* [Exercise directions] In the records that follow, find each line with the word "title" and copy it.

(Extracted records)
-----

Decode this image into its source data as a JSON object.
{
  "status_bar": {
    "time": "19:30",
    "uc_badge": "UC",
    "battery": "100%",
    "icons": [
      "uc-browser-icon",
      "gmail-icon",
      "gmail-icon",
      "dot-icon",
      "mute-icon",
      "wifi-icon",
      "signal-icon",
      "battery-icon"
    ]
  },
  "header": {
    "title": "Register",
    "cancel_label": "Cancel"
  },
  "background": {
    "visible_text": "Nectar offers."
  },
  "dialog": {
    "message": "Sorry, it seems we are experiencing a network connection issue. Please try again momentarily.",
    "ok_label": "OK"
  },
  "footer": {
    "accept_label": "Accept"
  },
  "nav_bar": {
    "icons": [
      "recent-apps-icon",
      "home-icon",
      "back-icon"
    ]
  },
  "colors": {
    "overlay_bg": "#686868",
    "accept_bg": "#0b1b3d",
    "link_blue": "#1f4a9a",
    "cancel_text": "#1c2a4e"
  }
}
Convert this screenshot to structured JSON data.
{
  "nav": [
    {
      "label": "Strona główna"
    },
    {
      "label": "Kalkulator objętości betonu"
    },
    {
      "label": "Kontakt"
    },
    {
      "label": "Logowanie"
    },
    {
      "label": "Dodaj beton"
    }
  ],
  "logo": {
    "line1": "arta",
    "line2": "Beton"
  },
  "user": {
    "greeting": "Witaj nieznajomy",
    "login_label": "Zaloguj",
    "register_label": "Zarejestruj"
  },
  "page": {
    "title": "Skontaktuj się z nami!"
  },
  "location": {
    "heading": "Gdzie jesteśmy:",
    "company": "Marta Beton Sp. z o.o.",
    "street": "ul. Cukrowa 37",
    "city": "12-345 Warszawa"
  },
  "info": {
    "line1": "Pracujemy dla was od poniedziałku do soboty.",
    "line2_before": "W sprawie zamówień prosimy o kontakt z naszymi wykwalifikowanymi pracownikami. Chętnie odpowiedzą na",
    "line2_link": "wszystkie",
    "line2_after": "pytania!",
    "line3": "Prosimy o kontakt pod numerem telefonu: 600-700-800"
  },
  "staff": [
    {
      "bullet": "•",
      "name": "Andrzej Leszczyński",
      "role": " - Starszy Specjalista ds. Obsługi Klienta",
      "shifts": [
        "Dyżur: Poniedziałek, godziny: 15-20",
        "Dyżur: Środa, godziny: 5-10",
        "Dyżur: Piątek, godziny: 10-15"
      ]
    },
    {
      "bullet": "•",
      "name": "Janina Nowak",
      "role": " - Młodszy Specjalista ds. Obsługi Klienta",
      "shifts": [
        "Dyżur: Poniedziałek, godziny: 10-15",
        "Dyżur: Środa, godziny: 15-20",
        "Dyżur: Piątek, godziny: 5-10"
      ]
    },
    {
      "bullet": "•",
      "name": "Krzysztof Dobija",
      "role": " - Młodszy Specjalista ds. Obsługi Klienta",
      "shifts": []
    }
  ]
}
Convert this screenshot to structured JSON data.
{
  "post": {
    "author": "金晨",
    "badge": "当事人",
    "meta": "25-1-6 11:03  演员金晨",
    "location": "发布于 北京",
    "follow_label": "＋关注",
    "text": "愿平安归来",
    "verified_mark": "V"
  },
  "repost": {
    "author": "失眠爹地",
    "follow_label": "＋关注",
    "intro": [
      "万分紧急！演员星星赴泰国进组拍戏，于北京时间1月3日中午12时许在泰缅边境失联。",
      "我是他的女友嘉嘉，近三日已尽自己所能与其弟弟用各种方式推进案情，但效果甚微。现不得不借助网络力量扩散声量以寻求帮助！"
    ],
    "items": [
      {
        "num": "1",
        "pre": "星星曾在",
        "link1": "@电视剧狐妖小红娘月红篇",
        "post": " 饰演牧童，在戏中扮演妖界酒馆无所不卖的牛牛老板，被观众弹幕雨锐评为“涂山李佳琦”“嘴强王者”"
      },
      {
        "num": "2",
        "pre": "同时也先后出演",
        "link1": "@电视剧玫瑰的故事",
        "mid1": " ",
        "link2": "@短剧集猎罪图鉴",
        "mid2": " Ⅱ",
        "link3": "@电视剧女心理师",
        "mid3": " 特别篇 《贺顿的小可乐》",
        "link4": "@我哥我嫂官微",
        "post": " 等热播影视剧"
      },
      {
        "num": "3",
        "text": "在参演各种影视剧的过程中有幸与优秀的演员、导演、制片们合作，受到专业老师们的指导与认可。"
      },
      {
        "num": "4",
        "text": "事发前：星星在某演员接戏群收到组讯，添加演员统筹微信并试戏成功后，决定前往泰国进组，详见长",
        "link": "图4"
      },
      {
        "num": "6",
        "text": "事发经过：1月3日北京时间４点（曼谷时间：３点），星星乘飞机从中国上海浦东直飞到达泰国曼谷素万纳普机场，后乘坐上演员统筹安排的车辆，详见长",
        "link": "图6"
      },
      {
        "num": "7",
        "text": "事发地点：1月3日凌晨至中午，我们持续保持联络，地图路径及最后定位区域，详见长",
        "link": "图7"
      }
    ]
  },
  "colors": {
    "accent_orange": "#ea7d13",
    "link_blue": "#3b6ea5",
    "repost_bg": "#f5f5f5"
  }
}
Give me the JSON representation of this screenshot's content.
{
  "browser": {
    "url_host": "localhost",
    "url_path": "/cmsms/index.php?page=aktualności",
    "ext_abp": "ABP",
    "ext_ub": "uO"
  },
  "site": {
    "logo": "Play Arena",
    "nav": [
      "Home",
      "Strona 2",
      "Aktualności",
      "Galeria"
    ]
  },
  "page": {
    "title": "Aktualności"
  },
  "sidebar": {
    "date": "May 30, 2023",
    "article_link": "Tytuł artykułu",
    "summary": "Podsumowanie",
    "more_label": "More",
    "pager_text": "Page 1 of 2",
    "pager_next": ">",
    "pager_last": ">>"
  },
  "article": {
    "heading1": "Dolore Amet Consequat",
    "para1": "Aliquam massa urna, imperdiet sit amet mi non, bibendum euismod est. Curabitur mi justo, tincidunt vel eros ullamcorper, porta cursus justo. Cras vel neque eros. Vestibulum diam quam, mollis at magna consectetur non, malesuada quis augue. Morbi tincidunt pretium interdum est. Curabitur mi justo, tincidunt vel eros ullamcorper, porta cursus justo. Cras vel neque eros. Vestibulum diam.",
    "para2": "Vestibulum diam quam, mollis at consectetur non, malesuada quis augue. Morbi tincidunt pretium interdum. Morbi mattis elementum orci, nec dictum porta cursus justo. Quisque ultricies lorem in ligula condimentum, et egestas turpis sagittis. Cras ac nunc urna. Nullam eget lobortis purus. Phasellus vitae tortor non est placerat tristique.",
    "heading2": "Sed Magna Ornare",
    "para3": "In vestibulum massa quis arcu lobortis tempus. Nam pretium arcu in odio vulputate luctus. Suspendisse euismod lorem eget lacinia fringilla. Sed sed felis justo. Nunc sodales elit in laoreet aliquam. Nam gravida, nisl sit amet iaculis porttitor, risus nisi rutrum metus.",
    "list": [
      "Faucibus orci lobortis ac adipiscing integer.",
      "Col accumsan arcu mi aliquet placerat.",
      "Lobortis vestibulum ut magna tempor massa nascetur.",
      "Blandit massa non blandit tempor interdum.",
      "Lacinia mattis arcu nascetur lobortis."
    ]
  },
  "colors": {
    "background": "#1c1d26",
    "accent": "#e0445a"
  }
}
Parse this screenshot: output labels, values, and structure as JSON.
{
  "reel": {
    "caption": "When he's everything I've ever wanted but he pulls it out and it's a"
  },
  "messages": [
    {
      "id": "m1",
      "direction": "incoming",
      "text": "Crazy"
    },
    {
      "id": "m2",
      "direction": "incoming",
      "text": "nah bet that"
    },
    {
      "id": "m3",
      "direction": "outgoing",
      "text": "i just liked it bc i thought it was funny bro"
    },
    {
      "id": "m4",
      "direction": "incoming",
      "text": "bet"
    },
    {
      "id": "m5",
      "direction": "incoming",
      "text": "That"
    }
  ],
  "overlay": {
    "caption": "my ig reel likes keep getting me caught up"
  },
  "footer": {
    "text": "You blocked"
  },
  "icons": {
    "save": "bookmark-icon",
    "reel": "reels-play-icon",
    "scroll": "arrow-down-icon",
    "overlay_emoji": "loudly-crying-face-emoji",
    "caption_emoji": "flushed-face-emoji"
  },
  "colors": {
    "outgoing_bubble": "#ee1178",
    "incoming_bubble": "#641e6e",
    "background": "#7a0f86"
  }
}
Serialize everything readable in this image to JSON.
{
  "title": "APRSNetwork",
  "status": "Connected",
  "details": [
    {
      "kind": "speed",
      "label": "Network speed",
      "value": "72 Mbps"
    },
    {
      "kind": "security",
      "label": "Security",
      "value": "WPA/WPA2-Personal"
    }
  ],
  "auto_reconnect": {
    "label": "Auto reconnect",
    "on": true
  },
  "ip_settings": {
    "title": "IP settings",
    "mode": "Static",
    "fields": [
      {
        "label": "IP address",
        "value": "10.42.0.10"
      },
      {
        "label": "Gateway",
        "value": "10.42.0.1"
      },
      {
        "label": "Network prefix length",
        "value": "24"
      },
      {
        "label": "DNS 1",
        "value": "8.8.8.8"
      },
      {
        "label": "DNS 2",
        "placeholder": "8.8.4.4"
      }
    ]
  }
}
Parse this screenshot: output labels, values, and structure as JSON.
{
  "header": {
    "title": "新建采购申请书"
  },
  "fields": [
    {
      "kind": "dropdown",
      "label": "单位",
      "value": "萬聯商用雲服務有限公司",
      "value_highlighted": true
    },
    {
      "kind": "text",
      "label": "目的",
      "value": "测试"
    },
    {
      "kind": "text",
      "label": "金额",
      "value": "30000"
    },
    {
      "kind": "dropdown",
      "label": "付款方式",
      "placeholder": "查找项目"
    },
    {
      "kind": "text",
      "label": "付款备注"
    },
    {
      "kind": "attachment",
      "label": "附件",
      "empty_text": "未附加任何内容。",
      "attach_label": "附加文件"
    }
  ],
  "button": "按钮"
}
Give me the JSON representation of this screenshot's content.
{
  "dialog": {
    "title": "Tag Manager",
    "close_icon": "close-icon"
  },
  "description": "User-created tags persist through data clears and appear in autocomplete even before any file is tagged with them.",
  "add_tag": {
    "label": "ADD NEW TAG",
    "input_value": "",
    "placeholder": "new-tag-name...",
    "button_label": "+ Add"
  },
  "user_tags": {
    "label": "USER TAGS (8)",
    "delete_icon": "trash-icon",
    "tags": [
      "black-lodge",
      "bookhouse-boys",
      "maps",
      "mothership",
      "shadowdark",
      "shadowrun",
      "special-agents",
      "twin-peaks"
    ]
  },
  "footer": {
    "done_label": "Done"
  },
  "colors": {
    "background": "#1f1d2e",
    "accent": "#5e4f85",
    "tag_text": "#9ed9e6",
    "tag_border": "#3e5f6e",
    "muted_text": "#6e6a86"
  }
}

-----

* [Your response]
    "title": "Register",
    "title": "Skontaktuj się z nami!"
    "title": "Aktualności"
  "title": "APRSNetwork",
    "title": "IP settings",
    "title": "新建采购申请书"
    "title": "Tag Manager",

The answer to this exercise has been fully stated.